Dataset entries
----

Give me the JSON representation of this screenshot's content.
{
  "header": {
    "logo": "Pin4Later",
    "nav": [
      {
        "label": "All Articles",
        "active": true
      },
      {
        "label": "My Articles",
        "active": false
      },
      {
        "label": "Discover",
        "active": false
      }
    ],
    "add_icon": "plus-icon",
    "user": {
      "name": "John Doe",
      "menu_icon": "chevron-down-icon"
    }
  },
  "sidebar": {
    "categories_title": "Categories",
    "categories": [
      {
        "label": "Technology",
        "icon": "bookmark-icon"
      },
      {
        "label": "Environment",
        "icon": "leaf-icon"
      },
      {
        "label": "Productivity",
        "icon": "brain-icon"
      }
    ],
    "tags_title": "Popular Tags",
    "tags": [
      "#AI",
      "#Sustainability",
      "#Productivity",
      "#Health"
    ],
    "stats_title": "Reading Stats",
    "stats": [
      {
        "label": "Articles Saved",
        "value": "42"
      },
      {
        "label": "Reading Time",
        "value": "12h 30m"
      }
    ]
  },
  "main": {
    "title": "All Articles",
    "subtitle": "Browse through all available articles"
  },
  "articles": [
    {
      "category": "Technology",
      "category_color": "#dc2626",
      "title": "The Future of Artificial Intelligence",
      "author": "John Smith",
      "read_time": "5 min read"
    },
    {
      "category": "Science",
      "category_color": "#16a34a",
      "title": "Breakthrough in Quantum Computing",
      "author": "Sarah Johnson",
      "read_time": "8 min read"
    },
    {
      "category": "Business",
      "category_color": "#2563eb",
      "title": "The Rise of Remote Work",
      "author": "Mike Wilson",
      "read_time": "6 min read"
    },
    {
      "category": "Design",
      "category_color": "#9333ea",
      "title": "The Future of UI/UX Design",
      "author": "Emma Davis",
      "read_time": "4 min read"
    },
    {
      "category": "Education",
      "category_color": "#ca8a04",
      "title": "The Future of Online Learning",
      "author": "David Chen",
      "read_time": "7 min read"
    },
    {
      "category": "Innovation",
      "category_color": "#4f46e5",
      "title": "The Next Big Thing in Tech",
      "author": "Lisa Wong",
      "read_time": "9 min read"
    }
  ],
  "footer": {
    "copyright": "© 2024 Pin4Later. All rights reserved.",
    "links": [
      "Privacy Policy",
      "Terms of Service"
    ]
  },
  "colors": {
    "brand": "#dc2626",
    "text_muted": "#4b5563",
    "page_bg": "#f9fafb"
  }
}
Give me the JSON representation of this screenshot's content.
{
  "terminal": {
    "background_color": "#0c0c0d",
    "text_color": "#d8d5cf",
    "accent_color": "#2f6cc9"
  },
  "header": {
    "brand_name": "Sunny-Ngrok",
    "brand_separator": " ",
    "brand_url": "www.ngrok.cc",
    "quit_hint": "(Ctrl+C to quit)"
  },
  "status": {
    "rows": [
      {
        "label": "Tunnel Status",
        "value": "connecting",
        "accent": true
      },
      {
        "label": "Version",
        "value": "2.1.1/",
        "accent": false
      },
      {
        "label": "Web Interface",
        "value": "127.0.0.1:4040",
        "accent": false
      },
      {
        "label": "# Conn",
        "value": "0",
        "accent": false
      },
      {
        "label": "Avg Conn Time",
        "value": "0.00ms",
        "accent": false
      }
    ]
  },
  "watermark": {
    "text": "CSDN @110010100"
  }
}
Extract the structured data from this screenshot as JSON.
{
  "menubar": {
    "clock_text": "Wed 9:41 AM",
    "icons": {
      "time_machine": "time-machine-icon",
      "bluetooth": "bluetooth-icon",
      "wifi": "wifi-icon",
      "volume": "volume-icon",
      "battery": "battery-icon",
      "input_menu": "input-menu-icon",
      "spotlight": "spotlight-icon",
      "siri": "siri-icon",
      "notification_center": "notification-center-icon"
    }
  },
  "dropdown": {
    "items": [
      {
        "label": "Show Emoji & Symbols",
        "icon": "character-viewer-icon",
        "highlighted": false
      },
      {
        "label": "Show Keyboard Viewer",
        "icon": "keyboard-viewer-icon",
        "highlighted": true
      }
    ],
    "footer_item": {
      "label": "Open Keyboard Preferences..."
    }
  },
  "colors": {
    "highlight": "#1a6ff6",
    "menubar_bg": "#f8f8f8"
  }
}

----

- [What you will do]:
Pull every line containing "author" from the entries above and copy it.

- [Finished task]:
      "author": "John Smith",
      "author": "Sarah Johnson",
      "author": "Mike Wilson",
      "author": "Emma Davis",
      "author": "David Chen",
      "author": "Lisa Wong",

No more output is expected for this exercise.